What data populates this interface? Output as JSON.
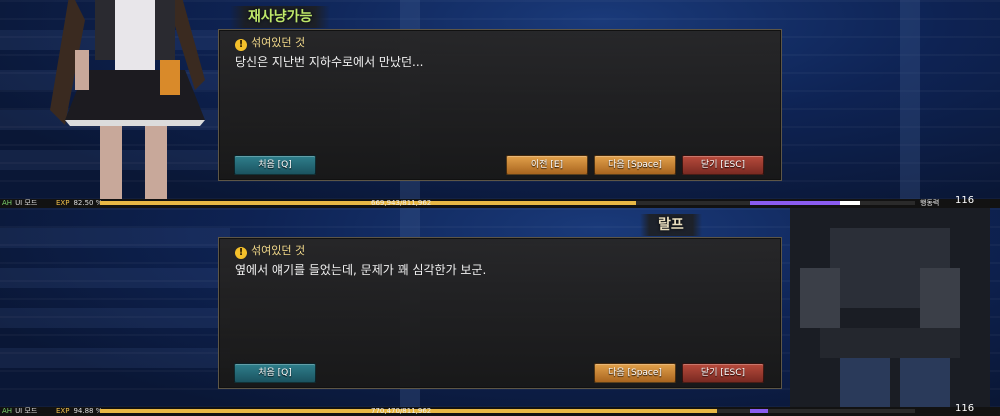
{
  "panels": [
    {
      "npc_name": "재사냥가능",
      "quest_title": "섞여있던 것",
      "dialog_text": "당신은 지난번 지하수로에서 만났던...",
      "buttons": {
        "first": "처음 [Q]",
        "prev": "이전 [E]",
        "next": "다음 [Space]",
        "close": "닫기 [ESC]"
      },
      "hud": {
        "ah": "AH",
        "ui_mode": "UI 모드",
        "exp_label": "EXP",
        "exp_percent": "82.50 %",
        "exp_fraction": 0.825,
        "exp_value": "669,943/811,962",
        "stamina_label": "행동력",
        "level": "116"
      }
    },
    {
      "npc_name": "랄프",
      "quest_title": "섞여있던 것",
      "dialog_text": "옆에서 얘기를 들었는데, 문제가 꽤 심각한가 보군.",
      "buttons": {
        "first": "처음 [Q]",
        "next": "다음 [Space]",
        "close": "닫기 [ESC]"
      },
      "hud": {
        "ah": "AH",
        "ui_mode": "UI 모드",
        "exp_label": "EXP",
        "exp_percent": "94.88 %",
        "exp_fraction": 0.9488,
        "exp_value": "770,470/811,962",
        "level": "116"
      }
    }
  ],
  "colors": {
    "npc_name": "#bfe86a",
    "quest_title": "#f2d98a",
    "exp_bar": "#e8b845",
    "stamina_bar": "#8a5cf0"
  },
  "icons": [
    "warning-icon"
  ]
}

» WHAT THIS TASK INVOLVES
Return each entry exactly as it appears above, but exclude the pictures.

» ANSWER SECTION
What data populates this interface? Output as JSON.
{
  "panels": [
    {
      "npc_name": "재사냥가능",
      "quest_title": "섞여있던 것",
      "dialog_text": "당신은 지난번 지하수로에서 만났던...",
      "buttons": {
        "first": "처음 [Q]",
        "prev": "이전 [E]",
        "next": "다음 [Space]",
        "close": "닫기 [ESC]"
      },
      "hud": {
        "ah": "AH",
        "ui_mode": "UI 모드",
        "exp_label": "EXP",
        "exp_percent": "82.50 %",
        "exp_fraction": 0.825,
        "exp_value": "669,943/811,962",
        "stamina_label": "행동력",
        "level": "116"
      }
    },
    {
      "npc_name": "랄프",
      "quest_title": "섞여있던 것",
      "dialog_text": "옆에서 얘기를 들었는데, 문제가 꽤 심각한가 보군.",
      "buttons": {
        "first": "처음 [Q]",
        "next": "다음 [Space]",
        "close": "닫기 [ESC]"
      },
      "hud": {
        "ah": "AH",
        "ui_mode": "UI 모드",
        "exp_label": "EXP",
        "exp_percent": "94.88 %",
        "exp_fraction": 0.9488,
        "exp_value": "770,470/811,962",
        "level": "116"
      }
    }
  ],
  "colors": {
    "npc_name": "#bfe86a",
    "quest_title": "#f2d98a",
    "exp_bar": "#e8b845",
    "stamina_bar": "#8a5cf0"
  },
  "icons": [
    "warning-icon"
  ]
}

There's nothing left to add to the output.